JJ: The thing with our defense is that they’re still trying to find their identity, as cliche as that may sound, but it’s true. New defensive coordinator Jeremy Pruitt came over from Alabama and the guys are still trying to get used to executing the complex blitz packages in game situations. Also, those “guys” I speak of, are young. Guys like Chris Casher, Jalen Ramsey and Mario Edwards Jr. are still getting fully used to the game at this level. They’ll eventually pull it all together, and I sure hope that they do against Maryland because we can’t afford a BC type situation against the Terps–because we might not be able to recover.
TSMD: Who has been the defensive MVP for you guys? Are you missing Mark Stoops at all?
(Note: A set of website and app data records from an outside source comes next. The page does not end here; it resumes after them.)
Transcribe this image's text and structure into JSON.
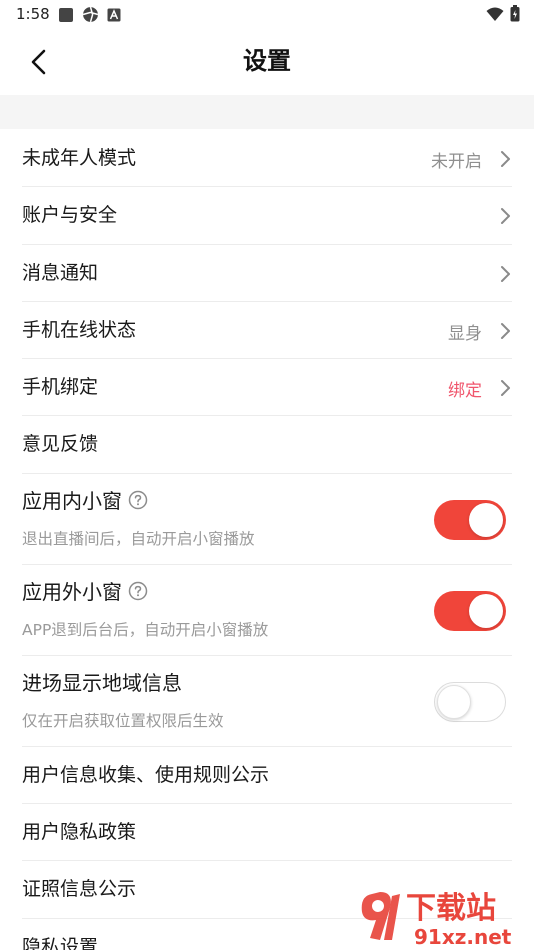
{
  "status_bar": {
    "time": "1:58"
  },
  "nav": {
    "title": "设置"
  },
  "settings": [
    {
      "label": "未成年人模式",
      "value": "未开启"
    },
    {
      "label": "账户与安全"
    },
    {
      "label": "消息通知"
    },
    {
      "label": "手机在线状态",
      "value": "显身"
    },
    {
      "label": "手机绑定",
      "value": "绑定",
      "value_color": "#f0566d"
    },
    {
      "label": "意见反馈"
    },
    {
      "label": "应用内小窗",
      "subtitle": "退出直播间后，自动开启小窗播放",
      "toggle_on": true
    },
    {
      "label": "应用外小窗",
      "subtitle": "APP退到后台后，自动开启小窗播放",
      "toggle_on": true
    },
    {
      "label": "进场显示地域信息",
      "subtitle": "仅在开启获取位置权限后生效",
      "toggle_on": false
    },
    {
      "label": "用户信息收集、使用规则公示"
    },
    {
      "label": "用户隐私政策"
    },
    {
      "label": "证照信息公示"
    },
    {
      "label": "隐私设置"
    }
  ],
  "watermark": {
    "main": "下载站",
    "url": "91xz.net"
  },
  "colors": {
    "accent": "#f0453a",
    "value_accent": "#f0566d",
    "value_gray": "#8f8f8f",
    "subtitle_gray": "#9a9a9a"
  },
  "icons": [
    "back-arrow-icon",
    "chevron-right-icon",
    "help-circle-icon",
    "wifi-icon",
    "battery-icon"
  ]
}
JJ: So far, I’d have to give the defensive MVP nod to true freshman Jalen Ramsey, solely because the youngster has performed well for how much has been asked of him from the opening game. He got the start at corner over last year’s ACC Rookie of the Year, Ronald Darby, and played phenomenally. Then, he was asked to play a little safety when Tyler Hunter went down and starred there. Just off of his versatility alone I’d name him the MVP. I’m glad he’s going to be sticking around for a little bit.
And as I said above, Jeremy Pruitt is going to do just fine I believe. He’s trying to implement a lot and they’re all still trying to grasp it in game situations, which will eventually all come together.
TSMD: Do you, as a fan and editor, believe Florida State is finally back? Is this the team that wins you another national championship?
JJ: I absolutely love what you guys are doing so far, but I think Saturday we might have some of those defensive issues in check that’ll help us jump out early, but now without you guys making a bit of a statement in the process that you’re no fluke.